Court: Complaints moot as historical commission has final say on statue
After weeks of silence from Commissioners Court members about the Denton County Confederate Soldier Memorial, residents who take issue with the statue are changing their rhetoric and asking commissioners to place it on the agenda and discuss it in open court.
County Judge Mary Horn said the court had already engaged in public discussion on the memorial years ago. Moreover, she said the complaints to the court are moot because the Texas Historical Commission has final say on any and all matters involving the statue.
“This is something that has been done,” Horn said. “If it’s not within the commissioners’ authority to move it, take it down, to do what anyone asked, I guess I am back to my original question. To accomplish what? To make them feel better?
“Anyone that wants to come talk to me about it, I would be glad to talk to them. We have all kinds of historical data on it.”
Changes to State Antiquities Landmarks or courthouse grounds that involve construction or demolition generally require a permit to be issued by the Texas Historical Commission before they can proceed, according to Alicia Downard, a spokeswoman for the commission.
Michael Hunt, owner of San Antonio-based Hunt Restorations, said it could take about five days and cost about $15,000 to dismantle and reinstall Denton’s Confederate monument, provided that crews could haul it to a nearby location.
Horn said county officials are looking at adding a QR code to the plaque on the statue that would link to — through a phone app — historically accurate data, but said that proposal would have to be approved by the historical commission as well.
On that possibility, Downard said, “The decision to install plaques and interpretive signage is determined by the building owner and does not require a permit by the Texas Historical Commission, though the owner may consult our agency for review.”

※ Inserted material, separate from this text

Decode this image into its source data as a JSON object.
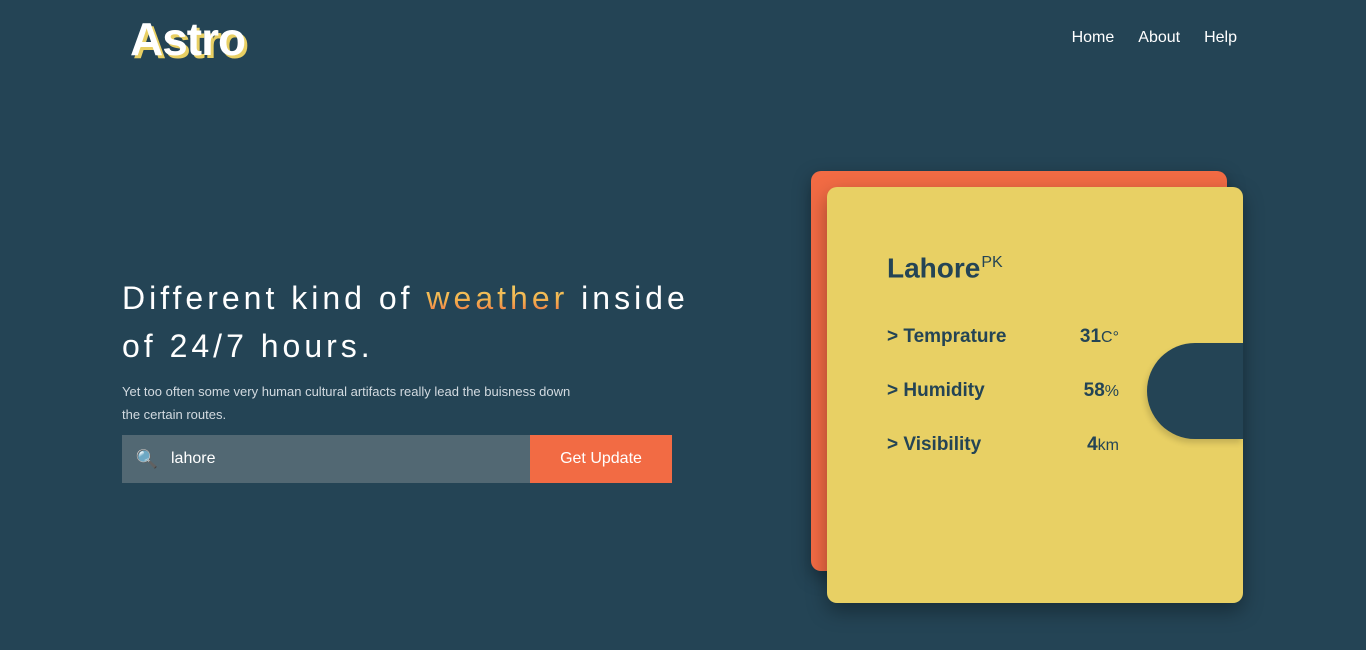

Horn said residents who have been commenting on the statue in recent weeks were likely not in Denton when it was a posted agenda item years ago. Despite the furor surrounding the statue and ones like it around the country, Horn is not inclined to indulge those making the requests to place it on the Commissioners Court agenda.
In public comments Tuesday, Ron Seifert said it would be great to have a conversation on the record and get the community engaged in a public dialogue about race in the state. Willie Hudspeth, a community activist who has been speaking out against the monument for years, spoke again as well as resident Cindy Spoon.
Kacie Ishmael spoke last and identified herself as a member of the United Daughters of the Confederacy.
She said the statue is for the soldiers who fought and died during the Civil War and the Courthouse on the Square is the right place for it.
“Where would we move it to? No one is really going to want it on their property with all that is going on,” Ishmael said. “It’s pointless to really speak about it because it’s a protected monument. We need to just move on to something else and forget about all the racism or what you think is racist or whatever, because I am not racist and I feel like a lot of people nowadays aren’t racists.”
BJ LEWIS can be reached at 940-566-6875 and via Twitter at @BjLewisDRC.